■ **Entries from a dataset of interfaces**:

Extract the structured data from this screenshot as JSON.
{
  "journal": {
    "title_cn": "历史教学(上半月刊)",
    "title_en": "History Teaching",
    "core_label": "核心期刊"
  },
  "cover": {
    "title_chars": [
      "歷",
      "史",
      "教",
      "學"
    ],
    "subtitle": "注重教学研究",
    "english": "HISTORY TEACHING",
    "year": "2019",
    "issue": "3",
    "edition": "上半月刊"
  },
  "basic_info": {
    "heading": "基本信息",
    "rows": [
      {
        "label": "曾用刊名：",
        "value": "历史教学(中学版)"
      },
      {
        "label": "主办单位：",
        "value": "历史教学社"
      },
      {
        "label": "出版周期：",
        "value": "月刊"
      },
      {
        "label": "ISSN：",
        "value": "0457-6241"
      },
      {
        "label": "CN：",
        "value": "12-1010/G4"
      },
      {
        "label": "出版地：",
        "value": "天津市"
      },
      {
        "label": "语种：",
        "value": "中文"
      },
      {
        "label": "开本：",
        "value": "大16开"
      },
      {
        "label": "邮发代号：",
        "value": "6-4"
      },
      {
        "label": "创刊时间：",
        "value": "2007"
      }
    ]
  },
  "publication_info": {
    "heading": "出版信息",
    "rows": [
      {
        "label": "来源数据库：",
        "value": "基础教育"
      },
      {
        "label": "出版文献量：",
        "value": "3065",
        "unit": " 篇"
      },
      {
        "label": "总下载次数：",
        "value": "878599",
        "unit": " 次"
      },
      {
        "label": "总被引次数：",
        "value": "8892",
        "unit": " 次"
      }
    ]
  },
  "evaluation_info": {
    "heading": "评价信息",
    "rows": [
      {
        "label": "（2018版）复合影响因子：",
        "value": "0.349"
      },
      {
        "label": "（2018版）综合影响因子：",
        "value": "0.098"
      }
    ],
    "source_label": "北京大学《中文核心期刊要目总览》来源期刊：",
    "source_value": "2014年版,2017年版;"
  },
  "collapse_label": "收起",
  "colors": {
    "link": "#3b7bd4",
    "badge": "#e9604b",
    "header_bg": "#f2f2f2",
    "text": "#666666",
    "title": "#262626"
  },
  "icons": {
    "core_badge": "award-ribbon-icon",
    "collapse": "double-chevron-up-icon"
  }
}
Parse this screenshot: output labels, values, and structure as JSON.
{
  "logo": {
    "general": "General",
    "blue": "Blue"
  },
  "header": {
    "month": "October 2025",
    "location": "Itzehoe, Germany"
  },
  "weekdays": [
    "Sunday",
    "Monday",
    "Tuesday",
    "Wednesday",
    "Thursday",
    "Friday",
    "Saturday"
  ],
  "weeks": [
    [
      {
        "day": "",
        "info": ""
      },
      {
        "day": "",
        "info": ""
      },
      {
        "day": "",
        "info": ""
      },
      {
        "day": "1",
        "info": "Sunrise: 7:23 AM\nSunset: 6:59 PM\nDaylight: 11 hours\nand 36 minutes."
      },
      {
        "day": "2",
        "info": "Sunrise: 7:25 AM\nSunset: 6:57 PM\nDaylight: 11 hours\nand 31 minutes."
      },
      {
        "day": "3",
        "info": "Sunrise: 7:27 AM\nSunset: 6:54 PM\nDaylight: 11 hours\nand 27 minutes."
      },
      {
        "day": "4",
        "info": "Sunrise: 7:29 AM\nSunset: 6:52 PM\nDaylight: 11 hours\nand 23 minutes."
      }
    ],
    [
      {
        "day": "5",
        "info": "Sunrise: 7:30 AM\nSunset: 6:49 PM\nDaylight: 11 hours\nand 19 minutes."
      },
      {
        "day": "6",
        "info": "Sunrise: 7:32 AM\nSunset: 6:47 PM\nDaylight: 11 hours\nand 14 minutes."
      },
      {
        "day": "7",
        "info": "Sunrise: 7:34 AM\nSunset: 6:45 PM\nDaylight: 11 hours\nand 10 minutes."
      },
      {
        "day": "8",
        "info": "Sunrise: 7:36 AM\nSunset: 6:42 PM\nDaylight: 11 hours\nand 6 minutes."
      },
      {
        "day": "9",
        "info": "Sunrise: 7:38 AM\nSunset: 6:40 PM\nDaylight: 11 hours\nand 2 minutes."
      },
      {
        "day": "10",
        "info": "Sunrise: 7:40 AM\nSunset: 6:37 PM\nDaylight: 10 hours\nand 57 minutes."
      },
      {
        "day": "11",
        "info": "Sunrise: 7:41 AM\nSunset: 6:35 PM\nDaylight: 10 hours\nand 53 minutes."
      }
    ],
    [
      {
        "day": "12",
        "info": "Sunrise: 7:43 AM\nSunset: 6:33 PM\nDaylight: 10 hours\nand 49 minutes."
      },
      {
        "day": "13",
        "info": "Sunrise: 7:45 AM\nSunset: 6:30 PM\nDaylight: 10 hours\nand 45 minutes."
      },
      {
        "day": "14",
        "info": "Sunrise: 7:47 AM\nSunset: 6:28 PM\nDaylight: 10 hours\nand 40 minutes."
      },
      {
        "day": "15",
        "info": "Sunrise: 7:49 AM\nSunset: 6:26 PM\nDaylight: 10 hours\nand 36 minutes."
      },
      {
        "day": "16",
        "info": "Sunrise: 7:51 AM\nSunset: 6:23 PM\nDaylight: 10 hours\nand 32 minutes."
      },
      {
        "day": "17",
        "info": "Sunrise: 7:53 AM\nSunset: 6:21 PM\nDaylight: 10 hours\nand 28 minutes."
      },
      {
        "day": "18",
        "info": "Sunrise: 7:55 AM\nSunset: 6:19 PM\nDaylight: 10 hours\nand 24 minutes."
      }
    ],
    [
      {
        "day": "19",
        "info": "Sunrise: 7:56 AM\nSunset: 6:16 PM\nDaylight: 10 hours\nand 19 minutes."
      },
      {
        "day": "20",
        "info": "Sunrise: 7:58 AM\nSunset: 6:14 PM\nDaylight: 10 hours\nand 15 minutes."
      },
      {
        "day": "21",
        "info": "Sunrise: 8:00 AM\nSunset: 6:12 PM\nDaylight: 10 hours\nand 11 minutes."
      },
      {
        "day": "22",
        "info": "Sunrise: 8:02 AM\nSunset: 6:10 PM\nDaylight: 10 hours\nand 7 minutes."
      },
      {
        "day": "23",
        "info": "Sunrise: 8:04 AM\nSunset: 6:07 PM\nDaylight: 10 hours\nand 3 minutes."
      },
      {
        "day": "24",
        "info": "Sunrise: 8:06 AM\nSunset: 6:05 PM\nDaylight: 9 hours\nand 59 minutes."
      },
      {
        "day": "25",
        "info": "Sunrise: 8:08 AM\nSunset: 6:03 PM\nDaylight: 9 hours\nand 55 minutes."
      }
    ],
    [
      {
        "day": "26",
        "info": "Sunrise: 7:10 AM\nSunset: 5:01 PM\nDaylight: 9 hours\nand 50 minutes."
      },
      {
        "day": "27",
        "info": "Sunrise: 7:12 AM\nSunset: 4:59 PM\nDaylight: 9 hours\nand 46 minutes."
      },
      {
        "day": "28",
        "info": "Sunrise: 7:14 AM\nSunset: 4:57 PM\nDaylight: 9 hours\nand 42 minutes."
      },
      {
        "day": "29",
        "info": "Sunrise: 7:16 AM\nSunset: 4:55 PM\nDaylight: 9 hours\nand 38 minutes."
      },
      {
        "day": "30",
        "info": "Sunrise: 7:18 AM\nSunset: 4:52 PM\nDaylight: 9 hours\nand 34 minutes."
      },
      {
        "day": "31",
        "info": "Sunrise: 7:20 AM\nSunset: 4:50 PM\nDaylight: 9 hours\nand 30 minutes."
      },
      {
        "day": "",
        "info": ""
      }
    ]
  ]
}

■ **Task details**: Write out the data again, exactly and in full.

■ **Exercise solution**:
Extract the structured data from this screenshot as JSON.
{
  "journal": {
    "title_cn": "历史教学(上半月刊)",
    "title_en": "History Teaching",
    "core_label": "核心期刊"
  },
  "cover": {
    "title_chars": [
      "歷",
      "史",
      "教",
      "學"
    ],
    "subtitle": "注重教学研究",
    "english": "HISTORY TEACHING",
    "year": "2019",
    "issue": "3",
    "edition": "上半月刊"
  },
  "basic_info": {
    "heading": "基本信息",
    "rows": [
      {
        "label": "曾用刊名：",
        "value": "历史教学(中学版)"
      },
      {
        "label": "主办单位：",
        "value": "历史教学社"
      },
      {
        "label": "出版周期：",
        "value": "月刊"
      },
      {
        "label": "ISSN：",
        "value": "0457-6241"
      },
      {
        "label": "CN：",
        "value": "12-1010/G4"
      },
      {
        "label": "出版地：",
        "value": "天津市"
      },
      {
        "label": "语种：",
        "value": "中文"
      },
      {
        "label": "开本：",
        "value": "大16开"
      },
      {
        "label": "邮发代号：",
        "value": "6-4"
      },
      {
        "label": "创刊时间：",
        "value": "2007"
      }
    ]
  },
  "publication_info": {
    "heading": "出版信息",
    "rows": [
      {
        "label": "来源数据库：",
        "value": "基础教育"
      },
      {
        "label": "出版文献量：",
        "value": "3065",
        "unit": " 篇"
      },
      {
        "label": "总下载次数：",
        "value": "878599",
        "unit": " 次"
      },
      {
        "label": "总被引次数：",
        "value": "8892",
        "unit": " 次"
      }
    ]
  },
  "evaluation_info": {
    "heading": "评价信息",
    "rows": [
      {
        "label": "（2018版）复合影响因子：",
        "value": "0.349"
      },
      {
        "label": "（2018版）综合影响因子：",
        "value": "0.098"
      }
    ],
    "source_label": "北京大学《中文核心期刊要目总览》来源期刊：",
    "source_value": "2014年版,2017年版;"
  },
  "collapse_label": "收起",
  "colors": {
    "link": "#3b7bd4",
    "badge": "#e9604b",
    "header_bg": "#f2f2f2",
    "text": "#666666",
    "title": "#262626"
  },
  "icons": {
    "core_badge": "award-ribbon-icon",
    "collapse": "double-chevron-up-icon"
  }
}
Parse this screenshot: output labels, values, and structure as JSON.
{
  "logo": {
    "general": "General",
    "blue": "Blue"
  },
  "header": {
    "month": "October 2025",
    "location": "Itzehoe, Germany"
  },
  "weekdays": [
    "Sunday",
    "Monday",
    "Tuesday",
    "Wednesday",
    "Thursday",
    "Friday",
    "Saturday"
  ],
  "weeks": [
    [
      {
        "day": "",
        "info": ""
      },
      {
        "day": "",
        "info": ""
      },
      {
        "day": "",
        "info": ""
      },
      {
        "day": "1",
        "info": "Sunrise: 7:23 AM\nSunset: 6:59 PM\nDaylight: 11 hours\nand 36 minutes."
      },
      {
        "day": "2",
        "info": "Sunrise: 7:25 AM\nSunset: 6:57 PM\nDaylight: 11 hours\nand 31 minutes."
      },
      {
        "day": "3",
        "info": "Sunrise: 7:27 AM\nSunset: 6:54 PM\nDaylight: 11 hours\nand 27 minutes."
      },
      {
        "day": "4",
        "info": "Sunrise: 7:29 AM\nSunset: 6:52 PM\nDaylight: 11 hours\nand 23 minutes."
      }
    ],
    [
      {
        "day": "5",
        "info": "Sunrise: 7:30 AM\nSunset: 6:49 PM\nDaylight: 11 hours\nand 19 minutes."
      },
      {
        "day": "6",
        "info": "Sunrise: 7:32 AM\nSunset: 6:47 PM\nDaylight: 11 hours\nand 14 minutes."
      },
      {
        "day": "7",
        "info": "Sunrise: 7:34 AM\nSunset: 6:45 PM\nDaylight: 11 hours\nand 10 minutes."
      },
      {
        "day": "8",
        "info": "Sunrise: 7:36 AM\nSunset: 6:42 PM\nDaylight: 11 hours\nand 6 minutes."
      },
      {
        "day": "9",
        "info": "Sunrise: 7:38 AM\nSunset: 6:40 PM\nDaylight: 11 hours\nand 2 minutes."
      },
      {
        "day": "10",
        "info": "Sunrise: 7:40 AM\nSunset: 6:37 PM\nDaylight: 10 hours\nand 57 minutes."
      },
      {
        "day": "11",
        "info": "Sunrise: 7:41 AM\nSunset: 6:35 PM\nDaylight: 10 hours\nand 53 minutes."
      }
    ],
    [
      {
        "day": "12",
        "info": "Sunrise: 7:43 AM\nSunset: 6:33 PM\nDaylight: 10 hours\nand 49 minutes."
      },
      {
        "day": "13",
        "info": "Sunrise: 7:45 AM\nSunset: 6:30 PM\nDaylight: 10 hours\nand 45 minutes."
      },
      {
        "day": "14",
        "info": "Sunrise: 7:47 AM\nSunset: 6:28 PM\nDaylight: 10 hours\nand 40 minutes."
      },
      {
        "day": "15",
        "info": "Sunrise: 7:49 AM\nSunset: 6:26 PM\nDaylight: 10 hours\nand 36 minutes."
      },
      {
        "day": "16",
        "info": "Sunrise: 7:51 AM\nSunset: 6:23 PM\nDaylight: 10 hours\nand 32 minutes."
      },
      {
        "day": "17",
        "info": "Sunrise: 7:53 AM\nSunset: 6:21 PM\nDaylight: 10 hours\nand 28 minutes."
      },
      {
        "day": "18",
        "info": "Sunrise: 7:55 AM\nSunset: 6:19 PM\nDaylight: 10 hours\nand 24 minutes."
      }
    ],
    [
      {
        "day": "19",
        "info": "Sunrise: 7:56 AM\nSunset: 6:16 PM\nDaylight: 10 hours\nand 19 minutes."
      },
      {
        "day": "20",
        "info": "Sunrise: 7:58 AM\nSunset: 6:14 PM\nDaylight: 10 hours\nand 15 minutes."
      },
      {
        "day": "21",
        "info": "Sunrise: 8:00 AM\nSunset: 6:12 PM\nDaylight: 10 hours\nand 11 minutes."
      },
      {
        "day": "22",
        "info": "Sunrise: 8:02 AM\nSunset: 6:10 PM\nDaylight: 10 hours\nand 7 minutes."
      },
      {
        "day": "23",
        "info": "Sunrise: 8:04 AM\nSunset: 6:07 PM\nDaylight: 10 hours\nand 3 minutes."
      },
      {
        "day": "24",
        "info": "Sunrise: 8:06 AM\nSunset: 6:05 PM\nDaylight: 9 hours\nand 59 minutes."
      },
      {
        "day": "25",
        "info": "Sunrise: 8:08 AM\nSunset: 6:03 PM\nDaylight: 9 hours\nand 55 minutes."
      }
    ],
    [
      {
        "day": "26",
        "info": "Sunrise: 7:10 AM\nSunset: 5:01 PM\nDaylight: 9 hours\nand 50 minutes."
      },
      {
        "day": "27",
        "info": "Sunrise: 7:12 AM\nSunset: 4:59 PM\nDaylight: 9 hours\nand 46 minutes."
      },
      {
        "day": "28",
        "info": "Sunrise: 7:14 AM\nSunset: 4:57 PM\nDaylight: 9 hours\nand 42 minutes."
      },
      {
        "day": "29",
        "info": "Sunrise: 7:16 AM\nSunset: 4:55 PM\nDaylight: 9 hours\nand 38 minutes."
      },
      {
        "day": "30",
        "info": "Sunrise: 7:18 AM\nSunset: 4:52 PM\nDaylight: 9 hours\nand 34 minutes."
      },
      {
        "day": "31",
        "info": "Sunrise: 7:20 AM\nSunset: 4:50 PM\nDaylight: 9 hours\nand 30 minutes."
      },
      {
        "day": "",
        "info": ""
      }
    ]
  ]
}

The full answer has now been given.